ShareThis Page
Allegheny

PWSA adds 20,000 properties to 'lead map'

Theresa Clift
| Monday, July 9, 2018, 4:54 p.m.

The Pittsburgh Water and Sewer Authority has added more than 20,000 properties to its searchable online map allowing residents to check for lead water lines.

In total, the map now includes more than 42,000 properties , according to a PWSA news release.

PWSA employees scanned more than 120,000 paper records, many more than 100 years old, to create the map, the release said.

The records may no longer be accurate, but will help customers determine if they might have a lead line, the release said.

In 1986, a federal law prohibited lead lines from being installed.

The map also includes the results of curb box inspections and the areas flagged for lead water line replacements next.

PWSA is updating the map on an ongoing basis.

PWSA water sampels have been exceeding a federal lead threshold since summer 2016. The result of the next round of samples will be released later this month.

Theresa Clift is a Tribune-Review staff writer. Reach her at 412-380-5669, tclift@tribweb.com or via Twitter @tclift.

TribLIVE commenting policy

You are solely responsible for your comments and by using TribLive.com you agree to our Terms of Service.

We moderate comments. Our goal is to provide substantive commentary for a general readership. By screening submissions, we provide a space where readers can share intelligent and informed commentary that enhances the quality of our news and information.

While most comments will be posted if they are on-topic and not abusive, moderating decisions are subjective. We will make them as carefully and consistently as we can. Because of the volume of reader comments, we cannot review individual moderation decisions with readers.

We value thoughtful comments representing a range of views that make their point quickly and politely. We make an effort to protect discussions from repeated comments either by the same reader or different readers

We follow the same standards for taste as the daily newspaper. A few things we won't tolerate: personal attacks, obscenity, vulgarity, profanity (including expletives and letters followed by dashes), commercial promotion, impersonations, incoherence, proselytizing and SHOUTING. Don't include URLs to Web sites.

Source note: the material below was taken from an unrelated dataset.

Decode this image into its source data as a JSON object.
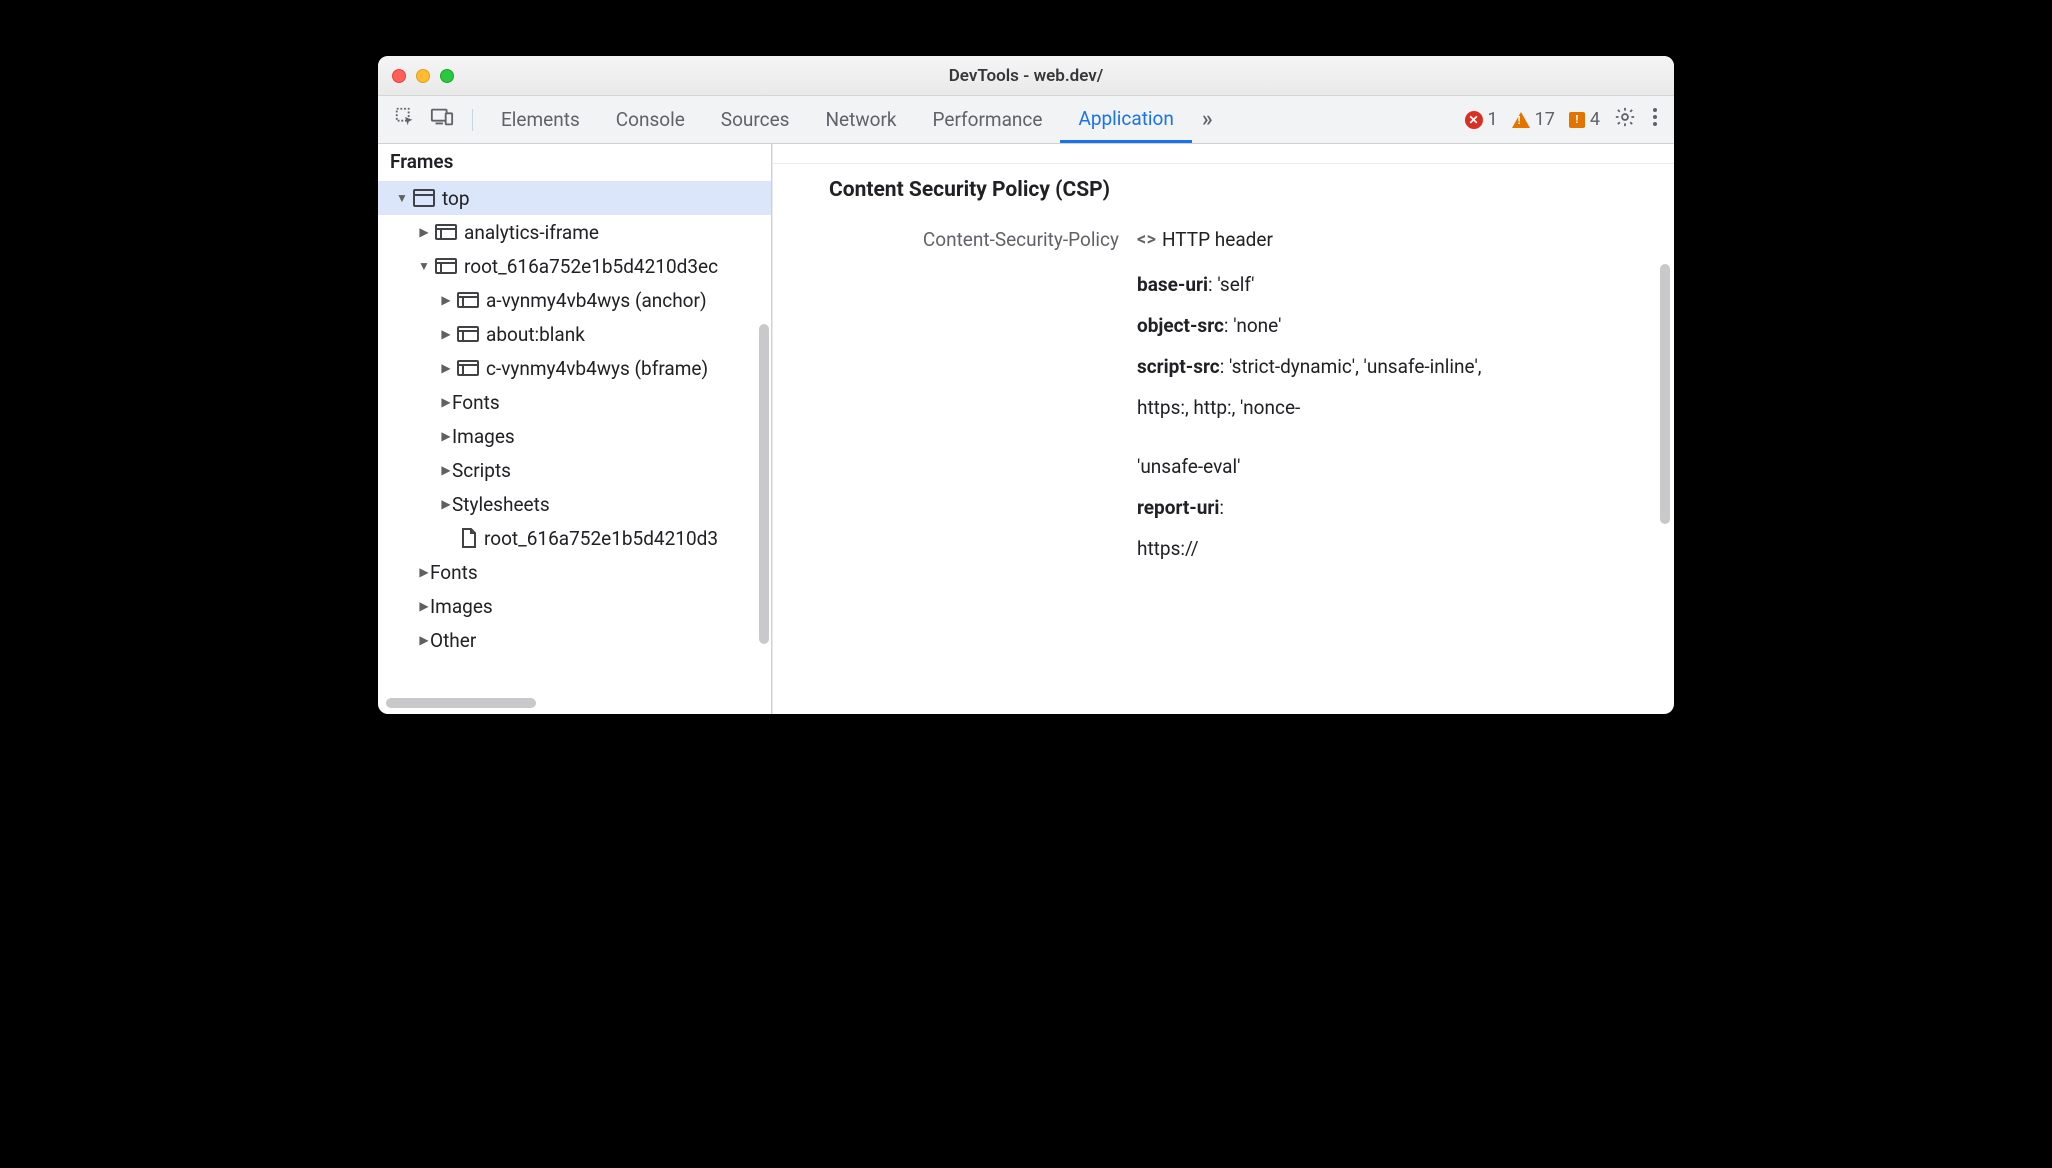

We do not edit comments. They are either approved or deleted. We reserve the right to edit a comment that is quoted or excerpted in an article. In this case, we may fix spelling and punctuation.

We welcome strong opinions and criticism of our work, but we don't want comments to become bogged down with discussions of our policies and we will moderate accordingly.

We appreciate it when readers and people quoted in articles or blog posts point out errors of fact or emphasis and will investigate all assertions. But these suggestions should be sent via e-mail. To avoid distracting other readers, we won't publish comments that suggest a correction. Instead, corrections will be made in a blog post or in an article.

click me